Deborah Daro Receives APSAC's William Freidrich Memorial Award
Dr. Deborah Daro, Chair of the Doris Duke Fellowships, has received the William Freidrich Memorial Award from the American Professional Society on the Abuse of Children (APSAC). The Freidrich Award is given to honor a person who has made important and significant contributions to the field of child maltreatment. When presenting the award, Kathleen Faller, APSAC Board Member and Awards Committee Chair, cited Deborah's long history in evaluating child abuse prevention programs and impact on national and state policies. Additionally, Faller spoke about Deborah's instrumental role in establishing the Doris Duke Fellowships and how APSAC greatly benefits from the leaders that the Fellowship fosters and supports. Just one example of a leader is Dr. Bart Kilka, a Cohort One Doris Duke Fellow, who now serves as an APSAC board member.
Deborah was recognized at APSAC's Annual Colloquium in New Orleans on Friday, June 24. After receiving her award, Deborah spoke to attendees of the award luncheon about APSAC's impactful, interdisciplinary approach to addressing child abuse, as well as emerging trends in the field of child abuse prevention-namely the shift in focus of interventions from prevention of harm to the improvement of child well-being. She suggested numerous strategies for moving work forward in the field of child well-being, including:
Release your need to consistently be the one in charge, or the driver in the car. Taking the role of a passenger may help you be open to new opportunities, ideas, or approaches to improving child well-being.
Release your need to be the most significant person in the room or on the team. "When you are less focused on your own glow," she said, "you can shine a light on others."
Be open to learning a new approach, rather than resisting change or alternative perspectives. Ideas that have not been tried do not necessarily lack potential.
Congratulations on your much-deserved award, Deborah!
Introducing Our New Fellowship Network Coordinator
On June 1, the Doris Duke Fellowships team at Chapin Hall welcomed Sarah Wagener as the new Fellowship Network Coordinator. While in graduate school pursuing a master's degree in public health, Sarah completed an Albert Schweitzer Fellowship, collaborating with organizations and interdisciplinary teams of graduate students to design prevention projects to support the health and well-being of underserved people and communities in Chicago. Having had this positive and impactful experience, Sarah is excited to support the Doris Duke Fellowships.
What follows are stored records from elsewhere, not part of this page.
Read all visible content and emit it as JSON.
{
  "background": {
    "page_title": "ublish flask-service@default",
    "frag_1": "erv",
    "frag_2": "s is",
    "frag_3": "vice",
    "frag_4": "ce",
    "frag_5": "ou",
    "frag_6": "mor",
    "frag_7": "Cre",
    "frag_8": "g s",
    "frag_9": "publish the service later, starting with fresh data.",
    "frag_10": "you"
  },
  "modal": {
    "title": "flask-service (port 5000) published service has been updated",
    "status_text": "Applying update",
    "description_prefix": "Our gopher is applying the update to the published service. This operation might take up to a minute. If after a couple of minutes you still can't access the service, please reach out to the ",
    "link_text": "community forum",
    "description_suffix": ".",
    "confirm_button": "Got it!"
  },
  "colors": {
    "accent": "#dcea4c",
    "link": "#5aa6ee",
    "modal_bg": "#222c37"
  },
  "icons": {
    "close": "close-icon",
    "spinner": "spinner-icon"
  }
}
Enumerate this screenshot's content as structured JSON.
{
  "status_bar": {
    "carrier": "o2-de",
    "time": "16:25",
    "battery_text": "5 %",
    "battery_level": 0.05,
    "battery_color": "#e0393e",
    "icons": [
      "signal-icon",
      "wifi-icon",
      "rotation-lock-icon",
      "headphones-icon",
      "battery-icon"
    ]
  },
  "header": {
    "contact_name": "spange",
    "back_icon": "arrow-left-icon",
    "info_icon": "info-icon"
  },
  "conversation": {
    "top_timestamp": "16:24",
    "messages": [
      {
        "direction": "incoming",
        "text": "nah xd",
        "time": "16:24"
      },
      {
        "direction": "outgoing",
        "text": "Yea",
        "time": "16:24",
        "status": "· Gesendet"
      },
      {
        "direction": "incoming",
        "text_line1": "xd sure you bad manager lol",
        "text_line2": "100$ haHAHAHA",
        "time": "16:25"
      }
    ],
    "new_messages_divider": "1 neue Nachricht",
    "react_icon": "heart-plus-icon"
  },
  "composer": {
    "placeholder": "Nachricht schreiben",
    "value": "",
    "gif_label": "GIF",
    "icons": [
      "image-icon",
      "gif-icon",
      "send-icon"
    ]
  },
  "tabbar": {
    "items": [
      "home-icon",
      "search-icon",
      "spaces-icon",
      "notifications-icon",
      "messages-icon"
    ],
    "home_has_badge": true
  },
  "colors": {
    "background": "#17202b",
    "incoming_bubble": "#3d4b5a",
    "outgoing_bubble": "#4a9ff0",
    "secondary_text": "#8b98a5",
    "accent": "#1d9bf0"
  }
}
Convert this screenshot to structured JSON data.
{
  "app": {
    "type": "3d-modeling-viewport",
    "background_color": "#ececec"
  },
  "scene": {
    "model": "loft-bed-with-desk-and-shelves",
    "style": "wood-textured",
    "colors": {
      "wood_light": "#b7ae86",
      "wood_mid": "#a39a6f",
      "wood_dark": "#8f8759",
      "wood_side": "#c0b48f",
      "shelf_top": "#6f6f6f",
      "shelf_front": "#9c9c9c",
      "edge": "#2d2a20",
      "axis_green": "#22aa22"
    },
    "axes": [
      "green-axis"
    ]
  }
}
Sarah will work closely with Lee Ann Huang, Fellowship Manager, to facilitate the fellowship's communication efforts and support Fellows' administrative needs. Additionally, she will collaborate with fellows, mentors, and organizations and external partners to develop strategies to build and sustain the Fellowship learning network.
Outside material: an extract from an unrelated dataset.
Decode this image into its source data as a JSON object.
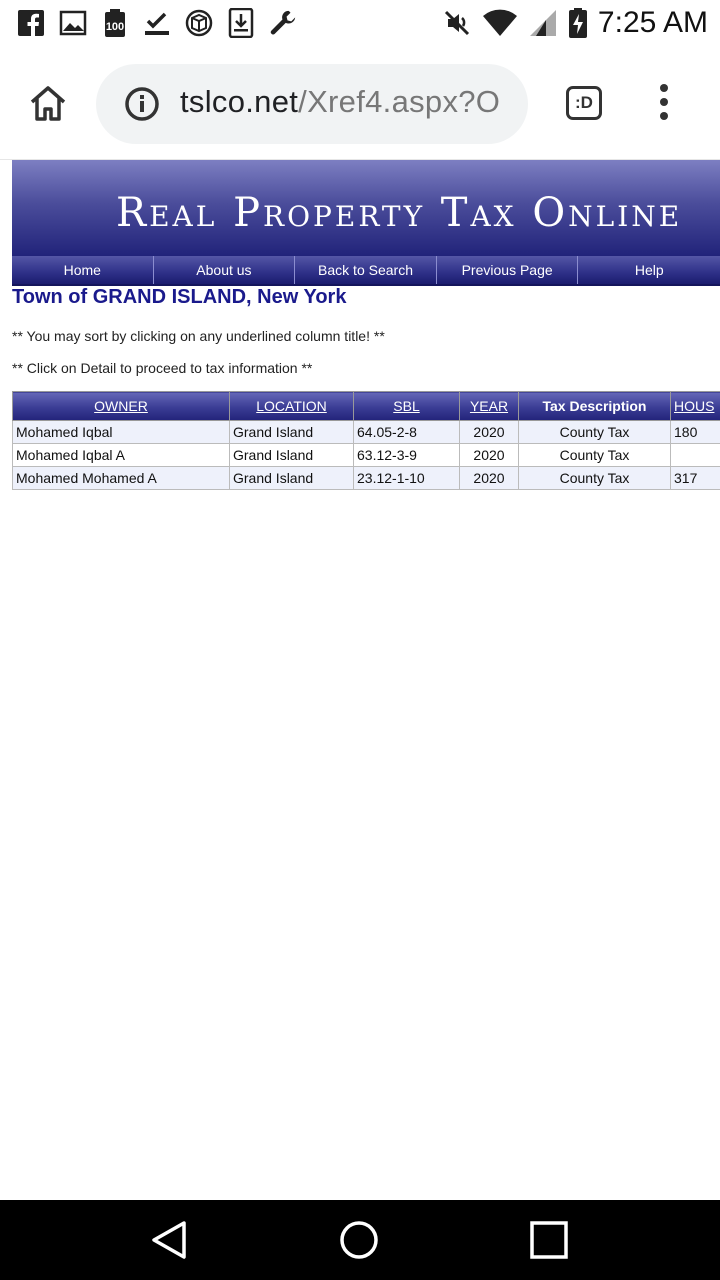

If you have thoughts on sustainability of the Fellowship or have general questions about the Fellowship, Sarah is here to help! Contact her at firstname.lastname@example.org.
Families First Prevention Services Act of 2016
Earlier this month, Congress released a draft of the Families First Prevention Services Act of 2016. It builds on the Family First Act and extends and updates child welfare provisions set to expire in 2016. One such provision is extending age limits on state support for former foster care adolescents to age 23, and extending eligibility for education support to age 26.
Title IV-E of the Social Security Act currently provides funds to support children who are in foster care. The draft of the Families First Prevention Services Act of 2016 is significant because it would make funds from Title IV-E available for use of family-related prevention efforts (e.g., in-home "skill-based" programs, mental health services). This draft legislation has bipartisan support from the House Ways and Means Committee and the Senate Finance Committee and demonstrates an important commitment to child welfare. The draft was passed in the House on June 21.